* [Task requirements]:
Type the entries again, word for word.

* [Task data]:

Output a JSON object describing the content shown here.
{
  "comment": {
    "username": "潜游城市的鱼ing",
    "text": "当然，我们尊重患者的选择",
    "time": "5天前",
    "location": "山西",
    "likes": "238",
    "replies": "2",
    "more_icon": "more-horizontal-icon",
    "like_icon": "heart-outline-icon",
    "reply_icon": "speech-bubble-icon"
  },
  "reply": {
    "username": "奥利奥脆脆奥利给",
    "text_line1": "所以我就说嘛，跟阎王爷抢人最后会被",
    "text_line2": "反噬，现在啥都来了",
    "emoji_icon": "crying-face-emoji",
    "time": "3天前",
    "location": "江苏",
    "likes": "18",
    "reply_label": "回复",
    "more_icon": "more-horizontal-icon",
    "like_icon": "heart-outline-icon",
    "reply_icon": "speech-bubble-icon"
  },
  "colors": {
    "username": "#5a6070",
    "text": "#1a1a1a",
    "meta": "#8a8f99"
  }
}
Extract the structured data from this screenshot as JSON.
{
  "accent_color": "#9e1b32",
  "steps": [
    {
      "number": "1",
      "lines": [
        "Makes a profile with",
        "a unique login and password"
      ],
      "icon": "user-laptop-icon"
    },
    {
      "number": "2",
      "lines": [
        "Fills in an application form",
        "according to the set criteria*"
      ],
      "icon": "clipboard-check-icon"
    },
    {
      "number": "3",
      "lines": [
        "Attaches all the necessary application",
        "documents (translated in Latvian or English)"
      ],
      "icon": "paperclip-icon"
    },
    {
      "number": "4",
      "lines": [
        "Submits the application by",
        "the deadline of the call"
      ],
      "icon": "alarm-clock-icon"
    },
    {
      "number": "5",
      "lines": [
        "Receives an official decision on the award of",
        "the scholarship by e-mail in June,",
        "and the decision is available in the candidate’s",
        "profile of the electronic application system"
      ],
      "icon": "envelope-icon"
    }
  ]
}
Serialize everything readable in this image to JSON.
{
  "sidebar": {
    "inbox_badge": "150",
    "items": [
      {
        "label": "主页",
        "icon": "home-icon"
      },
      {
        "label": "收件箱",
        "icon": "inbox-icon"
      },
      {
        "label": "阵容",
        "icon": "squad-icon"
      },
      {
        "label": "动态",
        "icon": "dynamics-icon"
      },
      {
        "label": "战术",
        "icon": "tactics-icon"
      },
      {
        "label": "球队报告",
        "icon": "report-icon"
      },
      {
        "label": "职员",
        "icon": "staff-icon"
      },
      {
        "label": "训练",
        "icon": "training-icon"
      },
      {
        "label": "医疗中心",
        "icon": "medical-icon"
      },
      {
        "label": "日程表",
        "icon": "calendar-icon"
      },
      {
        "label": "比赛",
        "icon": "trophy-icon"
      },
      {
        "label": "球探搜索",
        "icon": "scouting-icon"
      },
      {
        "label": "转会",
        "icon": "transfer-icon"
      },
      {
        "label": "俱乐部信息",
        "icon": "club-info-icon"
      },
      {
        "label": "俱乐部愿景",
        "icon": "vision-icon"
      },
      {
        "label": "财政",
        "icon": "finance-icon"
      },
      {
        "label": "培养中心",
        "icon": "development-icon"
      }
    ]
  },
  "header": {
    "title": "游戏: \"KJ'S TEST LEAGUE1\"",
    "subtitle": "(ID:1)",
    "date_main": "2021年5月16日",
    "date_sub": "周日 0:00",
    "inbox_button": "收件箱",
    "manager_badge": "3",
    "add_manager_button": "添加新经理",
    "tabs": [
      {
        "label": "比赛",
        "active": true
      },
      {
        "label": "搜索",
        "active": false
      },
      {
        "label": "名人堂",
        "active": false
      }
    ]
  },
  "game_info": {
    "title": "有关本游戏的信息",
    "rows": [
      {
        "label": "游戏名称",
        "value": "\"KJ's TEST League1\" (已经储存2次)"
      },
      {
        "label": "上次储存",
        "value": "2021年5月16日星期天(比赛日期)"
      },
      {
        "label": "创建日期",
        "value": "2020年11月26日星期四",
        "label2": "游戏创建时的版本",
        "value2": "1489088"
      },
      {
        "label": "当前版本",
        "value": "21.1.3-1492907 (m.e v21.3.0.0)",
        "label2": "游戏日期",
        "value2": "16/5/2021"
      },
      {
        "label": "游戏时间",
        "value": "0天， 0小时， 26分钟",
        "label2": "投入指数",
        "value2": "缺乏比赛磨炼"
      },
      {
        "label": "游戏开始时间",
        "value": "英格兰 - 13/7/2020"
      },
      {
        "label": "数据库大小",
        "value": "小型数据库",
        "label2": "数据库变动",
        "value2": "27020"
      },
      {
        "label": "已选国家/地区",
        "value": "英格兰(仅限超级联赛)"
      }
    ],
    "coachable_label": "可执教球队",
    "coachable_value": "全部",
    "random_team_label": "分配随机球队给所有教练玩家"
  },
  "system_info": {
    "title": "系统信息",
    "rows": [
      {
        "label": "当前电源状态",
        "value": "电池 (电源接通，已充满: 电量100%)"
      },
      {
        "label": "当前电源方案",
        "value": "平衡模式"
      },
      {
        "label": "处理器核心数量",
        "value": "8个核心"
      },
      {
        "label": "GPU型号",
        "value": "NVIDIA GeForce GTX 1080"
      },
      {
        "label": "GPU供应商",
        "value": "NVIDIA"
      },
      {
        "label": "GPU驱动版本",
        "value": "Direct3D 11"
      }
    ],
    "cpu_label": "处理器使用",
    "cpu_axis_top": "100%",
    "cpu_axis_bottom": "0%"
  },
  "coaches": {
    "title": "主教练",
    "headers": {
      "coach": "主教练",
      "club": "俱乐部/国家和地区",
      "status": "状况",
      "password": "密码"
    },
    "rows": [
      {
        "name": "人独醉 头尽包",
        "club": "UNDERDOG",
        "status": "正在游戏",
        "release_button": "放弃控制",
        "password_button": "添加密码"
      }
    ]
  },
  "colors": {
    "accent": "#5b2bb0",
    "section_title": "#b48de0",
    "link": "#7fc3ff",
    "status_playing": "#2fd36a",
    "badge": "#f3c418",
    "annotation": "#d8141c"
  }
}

* [Result]:
Output a JSON object describing the content shown here.
{
  "comment": {
    "username": "潜游城市的鱼ing",
    "text": "当然，我们尊重患者的选择",
    "time": "5天前",
    "location": "山西",
    "likes": "238",
    "replies": "2",
    "more_icon": "more-horizontal-icon",
    "like_icon": "heart-outline-icon",
    "reply_icon": "speech-bubble-icon"
  },
  "reply": {
    "username": "奥利奥脆脆奥利给",
    "text_line1": "所以我就说嘛，跟阎王爷抢人最后会被",
    "text_line2": "反噬，现在啥都来了",
    "emoji_icon": "crying-face-emoji",
    "time": "3天前",
    "location": "江苏",
    "likes": "18",
    "reply_label": "回复",
    "more_icon": "more-horizontal-icon",
    "like_icon": "heart-outline-icon",
    "reply_icon": "speech-bubble-icon"
  },
  "colors": {
    "username": "#5a6070",
    "text": "#1a1a1a",
    "meta": "#8a8f99"
  }
}
Extract the structured data from this screenshot as JSON.
{
  "accent_color": "#9e1b32",
  "steps": [
    {
      "number": "1",
      "lines": [
        "Makes a profile with",
        "a unique login and password"
      ],
      "icon": "user-laptop-icon"
    },
    {
      "number": "2",
      "lines": [
        "Fills in an application form",
        "according to the set criteria*"
      ],
      "icon": "clipboard-check-icon"
    },
    {
      "number": "3",
      "lines": [
        "Attaches all the necessary application",
        "documents (translated in Latvian or English)"
      ],
      "icon": "paperclip-icon"
    },
    {
      "number": "4",
      "lines": [
        "Submits the application by",
        "the deadline of the call"
      ],
      "icon": "alarm-clock-icon"
    },
    {
      "number": "5",
      "lines": [
        "Receives an official decision on the award of",
        "the scholarship by e-mail in June,",
        "and the decision is available in the candidate’s",
        "profile of the electronic application system"
      ],
      "icon": "envelope-icon"
    }
  ]
}
Serialize everything readable in this image to JSON.
{
  "sidebar": {
    "inbox_badge": "150",
    "items": [
      {
        "label": "主页",
        "icon": "home-icon"
      },
      {
        "label": "收件箱",
        "icon": "inbox-icon"
      },
      {
        "label": "阵容",
        "icon": "squad-icon"
      },
      {
        "label": "动态",
        "icon": "dynamics-icon"
      },
      {
        "label": "战术",
        "icon": "tactics-icon"
      },
      {
        "label": "球队报告",
        "icon": "report-icon"
      },
      {
        "label": "职员",
        "icon": "staff-icon"
      },
      {
        "label": "训练",
        "icon": "training-icon"
      },
      {
        "label": "医疗中心",
        "icon": "medical-icon"
      },
      {
        "label": "日程表",
        "icon": "calendar-icon"
      },
      {
        "label": "比赛",
        "icon": "trophy-icon"
      },
      {
        "label": "球探搜索",
        "icon": "scouting-icon"
      },
      {
        "label": "转会",
        "icon": "transfer-icon"
      },
      {
        "label": "俱乐部信息",
        "icon": "club-info-icon"
      },
      {
        "label": "俱乐部愿景",
        "icon": "vision-icon"
      },
      {
        "label": "财政",
        "icon": "finance-icon"
      },
      {
        "label": "培养中心",
        "icon": "development-icon"
      }
    ]
  },
  "header": {
    "title": "游戏: \"KJ'S TEST LEAGUE1\"",
    "subtitle": "(ID:1)",
    "date_main": "2021年5月16日",
    "date_sub": "周日 0:00",
    "inbox_button": "收件箱",
    "manager_badge": "3",
    "add_manager_button": "添加新经理",
    "tabs": [
      {
        "label": "比赛",
        "active": true
      },
      {
        "label": "搜索",
        "active": false
      },
      {
        "label": "名人堂",
        "active": false
      }
    ]
  },
  "game_info": {
    "title": "有关本游戏的信息",
    "rows": [
      {
        "label": "游戏名称",
        "value": "\"KJ's TEST League1\" (已经储存2次)"
      },
      {
        "label": "上次储存",
        "value": "2021年5月16日星期天(比赛日期)"
      },
      {
        "label": "创建日期",
        "value": "2020年11月26日星期四",
        "label2": "游戏创建时的版本",
        "value2": "1489088"
      },
      {
        "label": "当前版本",
        "value": "21.1.3-1492907 (m.e v21.3.0.0)",
        "label2": "游戏日期",
        "value2": "16/5/2021"
      },
      {
        "label": "游戏时间",
        "value": "0天， 0小时， 26分钟",
        "label2": "投入指数",
        "value2": "缺乏比赛磨炼"
      },
      {
        "label": "游戏开始时间",
        "value": "英格兰 - 13/7/2020"
      },
      {
        "label": "数据库大小",
        "value": "小型数据库",
        "label2": "数据库变动",
        "value2": "27020"
      },
      {
        "label": "已选国家/地区",
        "value": "英格兰(仅限超级联赛)"
      }
    ],
    "coachable_label": "可执教球队",
    "coachable_value": "全部",
    "random_team_label": "分配随机球队给所有教练玩家"
  },
  "system_info": {
    "title": "系统信息",
    "rows": [
      {
        "label": "当前电源状态",
        "value": "电池 (电源接通，已充满: 电量100%)"
      },
      {
        "label": "当前电源方案",
        "value": "平衡模式"
      },
      {
        "label": "处理器核心数量",
        "value": "8个核心"
      },
      {
        "label": "GPU型号",
        "value": "NVIDIA GeForce GTX 1080"
      },
      {
        "label": "GPU供应商",
        "value": "NVIDIA"
      },
      {
        "label": "GPU驱动版本",
        "value": "Direct3D 11"
      }
    ],
    "cpu_label": "处理器使用",
    "cpu_axis_top": "100%",
    "cpu_axis_bottom": "0%"
  },
  "coaches": {
    "title": "主教练",
    "headers": {
      "coach": "主教练",
      "club": "俱乐部/国家和地区",
      "status": "状况",
      "password": "密码"
    },
    "rows": [
      {
        "name": "人独醉 头尽包",
        "club": "UNDERDOG",
        "status": "正在游戏",
        "release_button": "放弃控制",
        "password_button": "添加密码"
      }
    ]
  },
  "colors": {
    "accent": "#5b2bb0",
    "section_title": "#b48de0",
    "link": "#7fc3ff",
    "status_playing": "#2fd36a",
    "badge": "#f3c418",
    "annotation": "#d8141c"
  }
}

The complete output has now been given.